Around 60 alumni from 30 countries converged at the College last week to celebrate the 50th anniversary of the Center for Development Economics (CDE), the College’s one-year M.A. in economics program.
The CDE was founded in 1960 by Emile Despres, a professor of economics at the College at the time. The Center brings approximately 25 fellows from developing countries each year, most with a background in the public sector.
According to Professor of Economics Jerry Caprio, who also serves as the chair of the CDE, the week-long series of events was designed to “celebrate the CDE’s 50 years by doing what we do – help foster critical thinking in key policy problems, therefore the conference-like nature of the reunion,” Caprio said.
Tom Powers, director of the CDE, noted that the goal of the CDE celebrations was not only to engage CDE alumni substantively, but also to “make them feel more a part of all of Williams.”
To this end, the CDE events were open to the College at large, with several panels and lectures designed to incorporate undergraduate students.
These included not only the International Studies Colloquium given by Isaac Osei CDE ’77, a current MP in Ghana, but also a career panel co-sponsored by the Office of Career Counseling and the Log Lunch on Friday with Michele de Nevers, a senior manager in the Environment Department at the World Bank.
Ten panels and lectures attended by distinguished alumni and other participants marked the week’s events.
On Wednesday, a panel discussion titled “The CDE: Lessons Learned and Paths Forward” was held, followed by a panel on “Macroeconomic Reforms in Developing Countries: What Has Been Gained?”
Joseph Stiglitz, professor at Columbia University and the 2001 winner of the Nobel Prize in Economics, lectured on Wednesday and Thursday.
“The Stiglitz lecture was the best attended – we sold out the ’62 Center,” Caprio said.
Much of the audience consisted of students interested in studying economics.
“The CDE anniversary was a great time for undergrads and CDE students to not only celebrate the CDE’s history but also reflect on the current state of economics,” said Diego Flores ’11, who is also a TA for a CDE course.
“The lectures and panels were very interesting and relevant to how we think about the world,” he said. I enjoyed meeting the CDE alumni and the distinguished speakers.”
Thursday’s events included lectures such as “Whither the Washington Consensus? Perspectives on Development Strategy” and “The Financial Crisis of 2007-2009: Lessons from Developing Countries for the U.S.,” where CDE Fellows and Williams undergraduate alumni discussed different approaches to the financial crisis.
“This was particularly interesting because advice usually tends to go in one direction,” said Powers. “It was interesting to see that other parts of the world handled the crisis in other ways, sometimes with less damage than the U.S.”

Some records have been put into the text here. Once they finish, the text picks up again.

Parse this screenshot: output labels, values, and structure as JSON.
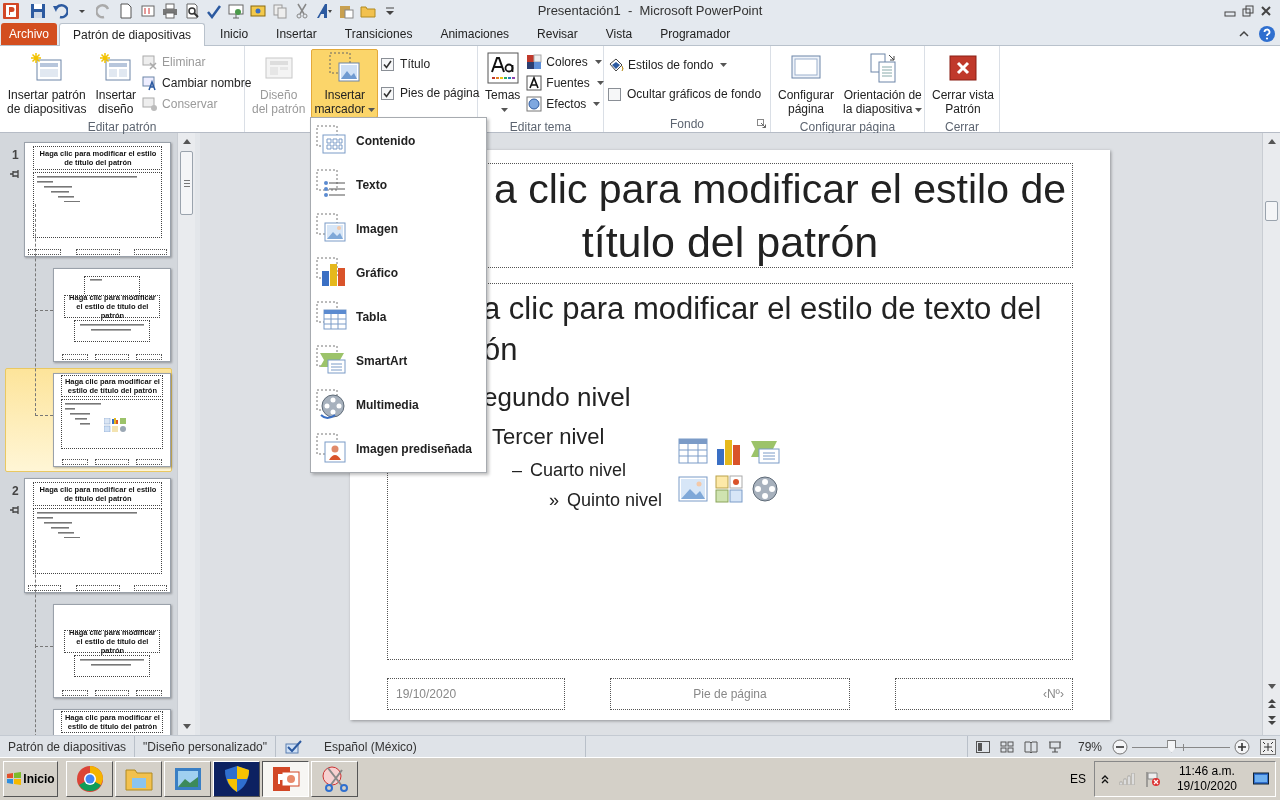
{
  "window": {
    "title": "Presentación1  -  Microsoft PowerPoint"
  },
  "tabs": [
    {
      "label": "Archivo",
      "kind": "file",
      "selected": false
    },
    {
      "label": "Patrón de diapositivas",
      "kind": "tab",
      "selected": true
    },
    {
      "label": "Inicio",
      "kind": "tab",
      "selected": false
    },
    {
      "label": "Insertar",
      "kind": "tab",
      "selected": false
    },
    {
      "label": "Transiciones",
      "kind": "tab",
      "selected": false
    },
    {
      "label": "Animaciones",
      "kind": "tab",
      "selected": false
    },
    {
      "label": "Revisar",
      "kind": "tab",
      "selected": false
    },
    {
      "label": "Vista",
      "kind": "tab",
      "selected": false
    },
    {
      "label": "Programador",
      "kind": "tab",
      "selected": false
    }
  ],
  "ribbon": {
    "groups": [
      {
        "label": "Editar patrón",
        "columns": [
          [
            {
              "kind": "large",
              "lines": [
                "Insertar patrón",
                "de diapositivas"
              ],
              "disabled": false
            }
          ],
          [
            {
              "kind": "large",
              "lines": [
                "Insertar",
                "diseño"
              ],
              "disabled": false
            }
          ],
          [
            {
              "kind": "small",
              "lines": [
                "Eliminar"
              ],
              "disabled": true
            },
            {
              "kind": "small",
              "lines": [
                "Cambiar nombre"
              ],
              "disabled": false
            },
            {
              "kind": "small",
              "lines": [
                "Conservar"
              ],
              "disabled": true
            }
          ]
        ]
      },
      {
        "columns": [
          [
            {
              "kind": "large",
              "lines": [
                "Diseño",
                "del patrón"
              ],
              "disabled": true
            }
          ],
          [
            {
              "kind": "large",
              "lines": [
                "Insertar",
                "marcador"
              ],
              "disabled": false,
              "menu": true,
              "expanded": true
            }
          ],
          [
            {
              "kind": "checkbox",
              "lines": [
                "Título"
              ],
              "checked": true
            },
            {
              "kind": "checkbox",
              "lines": [
                "Pies de página"
              ],
              "checked": true
            }
          ]
        ]
      },
      {
        "label": "Editar tema",
        "columns": [
          [
            {
              "kind": "large",
              "lines": [
                "Temas"
              ],
              "disabled": false,
              "menu": true,
              "expanded": false
            }
          ],
          [
            {
              "kind": "small",
              "lines": [
                "Colores"
              ],
              "disabled": false,
              "menu": true,
              "expanded": false
            },
            {
              "kind": "small",
              "lines": [
                "Fuentes"
              ],
              "disabled": false,
              "menu": true,
              "expanded": false
            },
            {
              "kind": "small",
              "lines": [
                "Efectos"
              ],
              "disabled": false,
              "menu": true,
              "expanded": false
            }
          ]
        ]
      },
      {
        "label": "Fondo",
        "dialog_launcher": true,
        "columns": [
          [
            {
              "kind": "small",
              "lines": [
                "Estilos de fondo"
              ],
              "disabled": false,
              "menu": true,
              "expanded": false
            },
            {
              "kind": "checkbox",
              "lines": [
                "Ocultar gráficos de fondo"
              ],
              "checked": false
            }
          ]
        ]
      },
      {
        "label": "Configurar página",
        "columns": [
          [
            {
              "kind": "large",
              "lines": [
                "Configurar",
                "página"
              ],
              "disabled": false
            }
          ],
          [
            {
              "kind": "large",
              "lines": [
                "Orientación de",
                "la diapositiva"
              ],
              "disabled": false,
              "menu": true,
              "expanded": false
            }
          ]
        ]
      },
      {
        "label": "Cerrar",
        "columns": [
          [
            {
              "kind": "large",
              "lines": [
                "Cerrar vista",
                "Patrón"
              ],
              "disabled": false
            }
          ]
        ]
      }
    ]
  },
  "placeholder_menu": {
    "items": [
      {
        "label": "Contenido"
      },
      {
        "label": "Texto"
      },
      {
        "label": "Imagen"
      },
      {
        "label": "Gráfico"
      },
      {
        "label": "Tabla"
      },
      {
        "label": "SmartArt"
      },
      {
        "label": "Multimedia"
      },
      {
        "label": "Imagen prediseñada"
      }
    ]
  },
  "thumbnails": [
    {
      "kind": "master",
      "number": "1",
      "selected": false,
      "title": "Haga clic para modificar el estilo de título del patrón"
    },
    {
      "kind": "picture_title",
      "selected": false,
      "title": "Haga  clic para modificar el estilo de título del patrón"
    },
    {
      "kind": "content",
      "selected": true,
      "title": "Haga  clic para modificar el estilo de título del patrón"
    },
    {
      "kind": "master",
      "number": "2",
      "selected": false,
      "title": "Haga clic para modificar el estilo de título del patrón"
    },
    {
      "kind": "title",
      "selected": false,
      "title": "Haga  clic para modificar el estilo de título del patrón"
    },
    {
      "kind": "content",
      "selected": false,
      "title": "Haga  clic para modificar el estilo de título del patrón"
    }
  ],
  "slide": {
    "title_lines": [
      "a clic para modificar el estilo de",
      "título del patrón"
    ],
    "body_lines": [
      {
        "text": "a clic para modificar el estilo de texto del"
      },
      {
        "text": "ón"
      },
      {
        "text": "egundo nivel"
      },
      {
        "text": "Tercer nivel"
      },
      {
        "bullet": "–",
        "text": "Cuarto nivel"
      },
      {
        "bullet": "»",
        "text": "Quinto nivel"
      }
    ],
    "footer": {
      "date": "19/10/2020",
      "text": "Pie de página",
      "number": "‹Nº›"
    }
  },
  "status_bar": {
    "items": [
      "Patrón de diapositivas",
      "\"Diseño personalizado\"",
      "Español (México)"
    ],
    "zoom": {
      "reading": "79%",
      "level": 0.4
    }
  },
  "taskbar": {
    "start": "Inicio",
    "apps": [
      {
        "kind": "browser",
        "selected": false
      },
      {
        "kind": "folder",
        "selected": false
      },
      {
        "kind": "photos",
        "selected": false
      },
      {
        "kind": "shield",
        "selected": false
      },
      {
        "kind": "powerpoint",
        "selected": true
      },
      {
        "kind": "snipping",
        "selected": false
      }
    ],
    "language": "ES",
    "time": "11:46 a.m.",
    "date": "19/10/2020"
  }
}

On Thursday evening, Dani Rodrik, professor of international political economy at Harvard’s Kennedy School of Government, also spoke during a lecture titled “Diagnostics before Prescription?”
Overall, Powers considered the 50th anniversary a big success.
“The CDE alumni felt engaged and demonstrated that they wanted to be more engaged,” he said.
“We were very pleased with the enthusiasm from all parts of the College, from President Falk and the trustees down to the Environmental Studies Department.”